The number of lugs isn’t the only thing that matters, though. Their shape and size matter nearly as much. The CodeChaos 22 features multiple shapes and sizes of lugs oriented in all different directions. As well, different portions of the sole feature varying lug designs. This provides complete coverage whether you’re moving left, right, up or down. The Speedgoat 5, on the other hand, has only one lug size and type.
The easiest way to picture the difference is to look at tire treads. Some tires feature symmetrical patterns (similar to the Speedgoat 5) and others feature asymmetrical patterns (like the Codechaos 22). Any guess as to which type of tire is best in slippery conditions?
While the symmetrical pattern on the Speedgoat 5 provides some traction, the high-performance asymmetrical pattern of the CodeChaos 22 provides better all-around grip. The Speedgoat 5 performed well in dry conditions but the minute moisture was introduced, its traction was compromised. The adidas Codechaos 22 held firm in both wet and dry conditions.
Round 4: Elements
Surprised the Hoka Speedgoat 5 lasted until Round 4? At this point, the fight is over. If there was a proverbial knockout blow, it was this category. The Speedgoat 5 features a mostly mesh upper with some TPU overlays near the toe for durability. That said, the shoe is far from waterproof or even water resistant, for that matter. Water permeates its mesh membrane with ease which means you’re stuck with wet socks for the entirety of your round.

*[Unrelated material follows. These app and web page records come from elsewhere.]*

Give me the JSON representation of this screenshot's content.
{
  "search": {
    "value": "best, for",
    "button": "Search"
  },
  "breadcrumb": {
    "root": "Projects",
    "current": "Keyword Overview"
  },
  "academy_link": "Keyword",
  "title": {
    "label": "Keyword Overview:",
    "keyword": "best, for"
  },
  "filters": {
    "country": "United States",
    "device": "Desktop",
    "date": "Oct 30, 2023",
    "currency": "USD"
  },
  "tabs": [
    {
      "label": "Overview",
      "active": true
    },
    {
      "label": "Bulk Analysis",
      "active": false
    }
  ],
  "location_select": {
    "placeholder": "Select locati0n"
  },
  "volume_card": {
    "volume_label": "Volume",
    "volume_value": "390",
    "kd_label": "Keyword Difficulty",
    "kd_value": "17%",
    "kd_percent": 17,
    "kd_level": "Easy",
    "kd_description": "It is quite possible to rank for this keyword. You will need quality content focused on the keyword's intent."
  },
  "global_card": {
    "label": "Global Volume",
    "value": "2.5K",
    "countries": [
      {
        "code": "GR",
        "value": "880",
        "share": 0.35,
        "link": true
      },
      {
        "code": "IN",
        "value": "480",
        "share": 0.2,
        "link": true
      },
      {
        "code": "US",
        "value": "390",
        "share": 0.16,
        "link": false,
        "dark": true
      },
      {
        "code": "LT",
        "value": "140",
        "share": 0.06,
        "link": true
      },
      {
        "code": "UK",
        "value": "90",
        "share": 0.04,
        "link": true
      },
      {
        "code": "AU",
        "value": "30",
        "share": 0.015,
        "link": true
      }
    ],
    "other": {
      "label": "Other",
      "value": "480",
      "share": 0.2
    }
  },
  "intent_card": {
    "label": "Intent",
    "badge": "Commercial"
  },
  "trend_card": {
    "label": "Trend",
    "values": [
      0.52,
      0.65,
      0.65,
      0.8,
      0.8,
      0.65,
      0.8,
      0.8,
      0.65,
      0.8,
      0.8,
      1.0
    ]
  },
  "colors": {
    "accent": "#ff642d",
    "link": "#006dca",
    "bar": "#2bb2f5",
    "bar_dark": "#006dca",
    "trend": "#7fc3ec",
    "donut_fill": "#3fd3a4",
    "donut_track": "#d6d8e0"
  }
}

The CodeChaos 22’s mesh body is encased in a plastic layer that makes it extremely water-resistant. Not only will the CodeChaos 22 keep your feet dry but the water-resistant TPU layer makes it easier to clean, too.
By Unanimous Decision
If you haven’t pieced it together by now, here’s the verdict: the adidas CodeChaos 22 is a far superior option than the Hoka Speedgoat 5. This toe-to-toe bout made it very clear to me, as I hope it did you, that trail running shoes lack some of the key “ingredients” that make a golf shoe a golf shoe.
Are there trail running shoes out there that may perform better? I’m not sure. At this point, though, I’m willing to conclude that if you value stability, traction and a shoe that handles the elements … stick with a spikeless golf shoe.
If comfort is the only thing you need from a “golf shoe,” then you can probably get by with a trail running shoe like the Speedgoat 5. But as a product expert, I’d advise against it if your goal is to play your best.